GIVEN INFORMATION |

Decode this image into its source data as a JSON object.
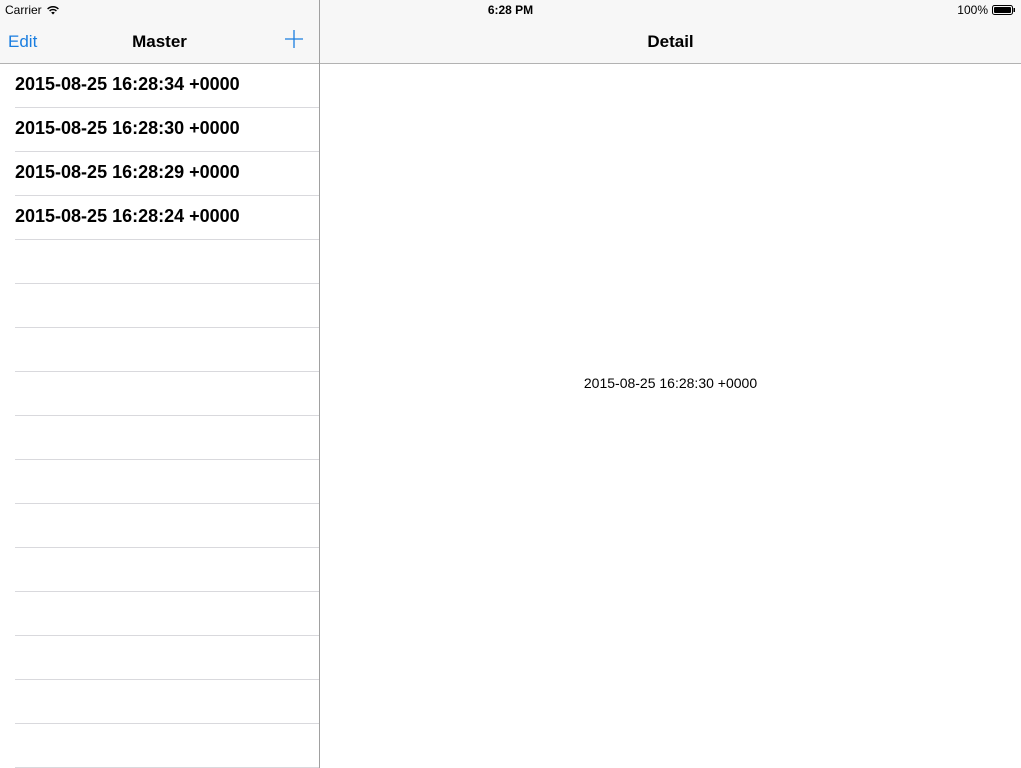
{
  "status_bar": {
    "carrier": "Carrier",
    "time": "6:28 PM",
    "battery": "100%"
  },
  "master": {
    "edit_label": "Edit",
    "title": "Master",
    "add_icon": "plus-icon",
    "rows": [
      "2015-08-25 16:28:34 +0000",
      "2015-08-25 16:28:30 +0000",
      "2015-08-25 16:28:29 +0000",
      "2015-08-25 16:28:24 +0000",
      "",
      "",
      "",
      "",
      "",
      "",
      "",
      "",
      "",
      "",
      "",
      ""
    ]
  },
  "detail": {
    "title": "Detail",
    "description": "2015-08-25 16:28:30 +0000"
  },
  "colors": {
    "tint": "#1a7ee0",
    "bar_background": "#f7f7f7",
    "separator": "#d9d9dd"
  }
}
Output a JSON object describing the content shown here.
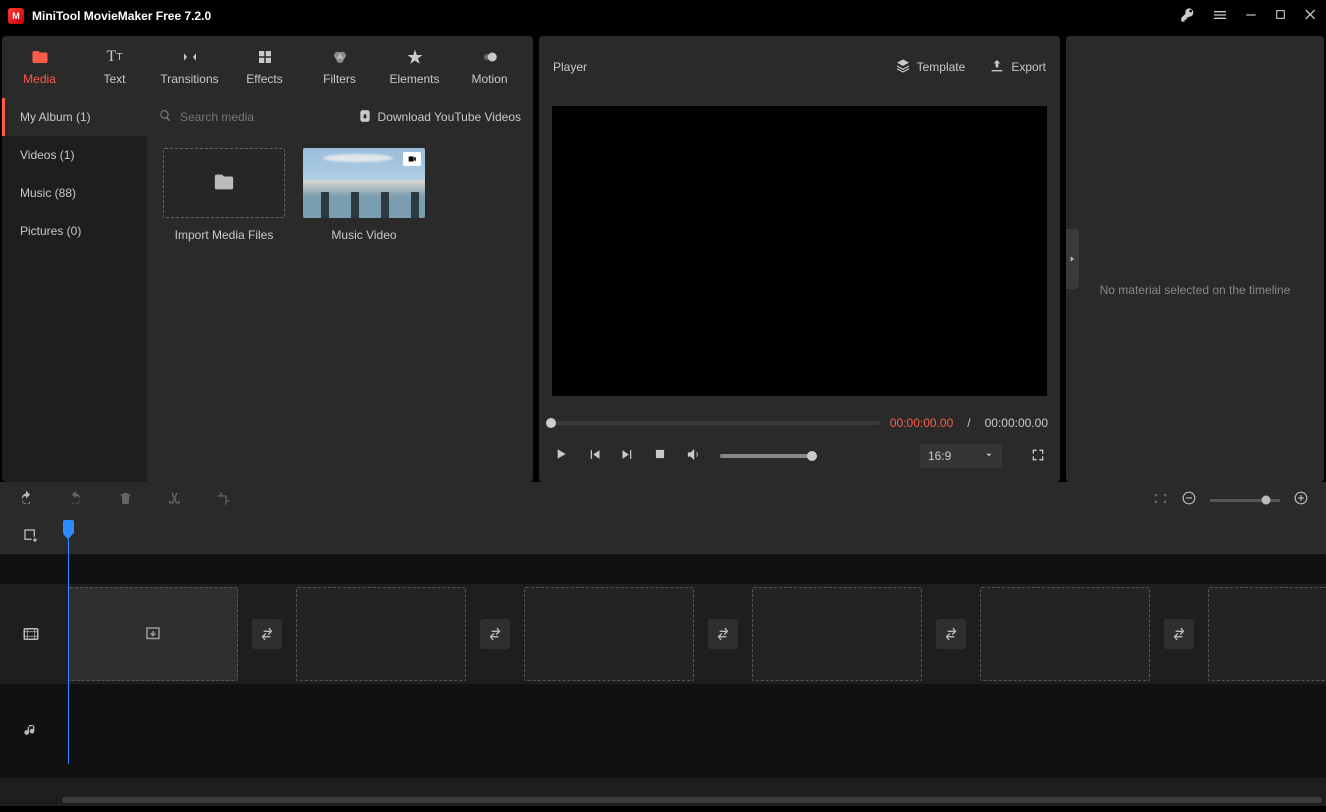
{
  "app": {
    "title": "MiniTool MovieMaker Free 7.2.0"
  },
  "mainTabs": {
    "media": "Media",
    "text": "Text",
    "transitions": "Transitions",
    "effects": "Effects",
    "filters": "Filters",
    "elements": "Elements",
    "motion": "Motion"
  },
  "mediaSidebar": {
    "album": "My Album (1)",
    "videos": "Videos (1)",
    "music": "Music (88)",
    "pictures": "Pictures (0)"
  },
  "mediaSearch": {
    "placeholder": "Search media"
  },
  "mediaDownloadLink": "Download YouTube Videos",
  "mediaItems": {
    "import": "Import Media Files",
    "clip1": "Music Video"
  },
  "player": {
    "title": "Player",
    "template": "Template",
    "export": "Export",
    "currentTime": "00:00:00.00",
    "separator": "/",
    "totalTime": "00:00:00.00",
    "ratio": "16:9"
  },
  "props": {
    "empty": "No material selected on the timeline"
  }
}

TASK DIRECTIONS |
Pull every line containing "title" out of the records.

TASK RESPONSE |
    "title": "Master",
    "title": "Detail",
    "title": "MiniTool MovieMaker Free 7.2.0"
    "title": "Player",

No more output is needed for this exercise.